The point is, we don't have to do much to change who we are in our day. And one little change has a domino effect. Yesterday I go to a Yoga for Women over 50 class at a studio other than the Y. A new class with different people, a new space, a new day for yoga, a change in Saturday routine. (Same wonderful instructor--I have my limits.) That hour changes the whole day. (It also helps that it is gray and raining.) The yoga opens me up and inspires a creative project involving magazines, scissors, and glue that makes me very happy; I bake bread and make soup, loving the mixing and kneading and chopping. And the aroma that permeates the house. The devouring is pretty darn good, too.

This morning I read last year's Groundhog's Day post. There is a photo of the emerging peony. We have all been exclaiming about the early spring this year, but I check this morning--no emerging
peony. But the banana tree has many new tightly-curled leaves this week; having never frozen back to the ground, it didn't have to start over. The tulip magnolia that bloomed too soon in Fletcher Park is gone, but I find another. And the cherry trees in the Park are blooming their outrageous-scented pinkness. A swinger of swings delights in newfound freedom, swinging so much higher than he dared a year ago. My blog of a year ago, also proclaims January warmth. Perhaps the pre-season warmth and bloom is not as unusual as we think it is. Maybe it is the same over and over. Could it be that we are different? I hope so. In spite of ourselves, we continually reinvent some small part of our Selves and then credit it to external events. I wonder if we are so afraid of change, that we deny that we have.

On Thursday afternoon, I can't figure out why my left arm and my expensive right knee are sore. By evening, the pain has spread to my shoulders. Friday morning, my lower back. Oh. Yes. The Fall. Today I am pretty much back to normal. It is a good lesson. Changing direction can be painful; but we survive, and our days look different because we are different in them. This week I am determined to rise 15 minutes earlier and get back to my dawn walk. Missing the sunrise affects me all day.
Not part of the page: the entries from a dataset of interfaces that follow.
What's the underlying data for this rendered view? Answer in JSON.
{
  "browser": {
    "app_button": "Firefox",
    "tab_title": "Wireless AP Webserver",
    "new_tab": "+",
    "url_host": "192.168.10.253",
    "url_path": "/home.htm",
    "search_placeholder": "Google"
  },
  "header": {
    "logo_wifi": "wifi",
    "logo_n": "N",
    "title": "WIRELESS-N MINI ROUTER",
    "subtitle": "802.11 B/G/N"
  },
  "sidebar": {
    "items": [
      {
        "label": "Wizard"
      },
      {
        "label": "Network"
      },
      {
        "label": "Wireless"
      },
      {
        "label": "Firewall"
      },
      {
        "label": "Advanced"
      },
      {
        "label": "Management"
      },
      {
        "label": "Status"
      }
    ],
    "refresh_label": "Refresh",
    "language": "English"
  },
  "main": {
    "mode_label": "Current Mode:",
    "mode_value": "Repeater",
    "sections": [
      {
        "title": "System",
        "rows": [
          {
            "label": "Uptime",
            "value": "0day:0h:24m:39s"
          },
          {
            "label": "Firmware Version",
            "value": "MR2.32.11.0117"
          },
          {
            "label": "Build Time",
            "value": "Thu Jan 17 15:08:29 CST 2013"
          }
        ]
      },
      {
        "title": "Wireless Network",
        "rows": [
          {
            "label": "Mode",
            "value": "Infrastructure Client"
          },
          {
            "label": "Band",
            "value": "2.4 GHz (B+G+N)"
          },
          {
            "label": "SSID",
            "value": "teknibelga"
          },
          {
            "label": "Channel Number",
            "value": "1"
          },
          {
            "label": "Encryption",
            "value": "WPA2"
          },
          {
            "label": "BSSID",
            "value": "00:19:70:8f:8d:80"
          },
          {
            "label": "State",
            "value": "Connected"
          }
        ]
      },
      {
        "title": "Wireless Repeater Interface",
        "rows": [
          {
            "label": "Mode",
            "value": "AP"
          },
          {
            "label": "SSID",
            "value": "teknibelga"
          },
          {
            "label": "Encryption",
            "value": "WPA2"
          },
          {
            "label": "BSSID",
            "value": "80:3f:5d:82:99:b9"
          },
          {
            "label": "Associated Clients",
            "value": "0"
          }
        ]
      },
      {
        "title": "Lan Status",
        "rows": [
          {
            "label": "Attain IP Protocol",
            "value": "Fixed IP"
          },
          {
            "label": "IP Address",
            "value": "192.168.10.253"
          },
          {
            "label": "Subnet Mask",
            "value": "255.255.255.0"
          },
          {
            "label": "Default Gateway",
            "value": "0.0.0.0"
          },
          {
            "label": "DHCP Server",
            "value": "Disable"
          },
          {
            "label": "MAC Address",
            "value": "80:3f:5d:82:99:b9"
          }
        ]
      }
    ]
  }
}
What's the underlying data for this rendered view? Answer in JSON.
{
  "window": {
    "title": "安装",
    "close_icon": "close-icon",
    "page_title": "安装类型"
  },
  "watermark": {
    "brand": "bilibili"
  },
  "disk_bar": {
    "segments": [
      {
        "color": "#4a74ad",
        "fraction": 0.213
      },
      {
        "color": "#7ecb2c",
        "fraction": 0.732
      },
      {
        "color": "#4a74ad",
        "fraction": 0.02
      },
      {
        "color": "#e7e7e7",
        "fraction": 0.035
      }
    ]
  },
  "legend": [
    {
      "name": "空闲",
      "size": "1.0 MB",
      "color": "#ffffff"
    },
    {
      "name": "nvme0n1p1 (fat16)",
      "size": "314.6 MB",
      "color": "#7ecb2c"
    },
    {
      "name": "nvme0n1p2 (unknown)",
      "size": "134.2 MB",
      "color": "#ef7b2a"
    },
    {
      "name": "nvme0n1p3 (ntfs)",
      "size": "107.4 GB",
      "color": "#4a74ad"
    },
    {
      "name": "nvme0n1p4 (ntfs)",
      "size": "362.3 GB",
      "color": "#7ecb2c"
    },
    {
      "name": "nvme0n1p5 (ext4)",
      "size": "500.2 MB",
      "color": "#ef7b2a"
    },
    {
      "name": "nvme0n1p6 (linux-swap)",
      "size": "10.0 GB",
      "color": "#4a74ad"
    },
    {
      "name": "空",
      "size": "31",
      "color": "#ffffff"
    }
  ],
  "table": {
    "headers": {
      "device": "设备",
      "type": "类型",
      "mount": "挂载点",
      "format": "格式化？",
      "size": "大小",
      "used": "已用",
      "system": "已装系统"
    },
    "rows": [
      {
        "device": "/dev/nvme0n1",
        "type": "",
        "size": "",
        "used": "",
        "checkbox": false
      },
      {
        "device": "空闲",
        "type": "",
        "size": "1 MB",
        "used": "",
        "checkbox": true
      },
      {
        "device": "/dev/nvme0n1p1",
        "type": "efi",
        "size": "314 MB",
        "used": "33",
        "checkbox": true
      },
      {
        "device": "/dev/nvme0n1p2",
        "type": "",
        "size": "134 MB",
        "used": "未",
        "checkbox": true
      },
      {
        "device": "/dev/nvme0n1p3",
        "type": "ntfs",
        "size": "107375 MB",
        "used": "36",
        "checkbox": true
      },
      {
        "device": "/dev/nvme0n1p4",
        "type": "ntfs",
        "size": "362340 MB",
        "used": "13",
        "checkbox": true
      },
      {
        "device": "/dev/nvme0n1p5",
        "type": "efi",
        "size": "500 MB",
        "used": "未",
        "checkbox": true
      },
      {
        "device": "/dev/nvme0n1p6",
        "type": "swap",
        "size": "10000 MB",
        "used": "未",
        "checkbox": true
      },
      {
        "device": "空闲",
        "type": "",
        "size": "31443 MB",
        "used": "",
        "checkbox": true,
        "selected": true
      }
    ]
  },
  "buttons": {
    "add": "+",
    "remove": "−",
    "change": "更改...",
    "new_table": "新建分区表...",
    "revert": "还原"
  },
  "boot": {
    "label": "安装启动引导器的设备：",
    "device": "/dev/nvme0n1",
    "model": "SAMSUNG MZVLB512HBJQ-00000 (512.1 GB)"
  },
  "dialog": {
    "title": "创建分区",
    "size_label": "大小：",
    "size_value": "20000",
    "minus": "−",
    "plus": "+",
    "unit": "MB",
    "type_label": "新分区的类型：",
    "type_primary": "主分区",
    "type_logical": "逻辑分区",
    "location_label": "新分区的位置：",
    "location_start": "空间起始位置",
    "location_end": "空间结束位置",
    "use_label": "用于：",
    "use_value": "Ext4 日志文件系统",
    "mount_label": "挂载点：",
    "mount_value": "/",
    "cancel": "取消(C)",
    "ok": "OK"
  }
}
I will miss the 15 minutes of mattress time for only a nano-second.

"Get yourself to your life...Rise above the aches and pains, the nausea, exhaustion, general malaise. The show won't last forever." -Patti Digh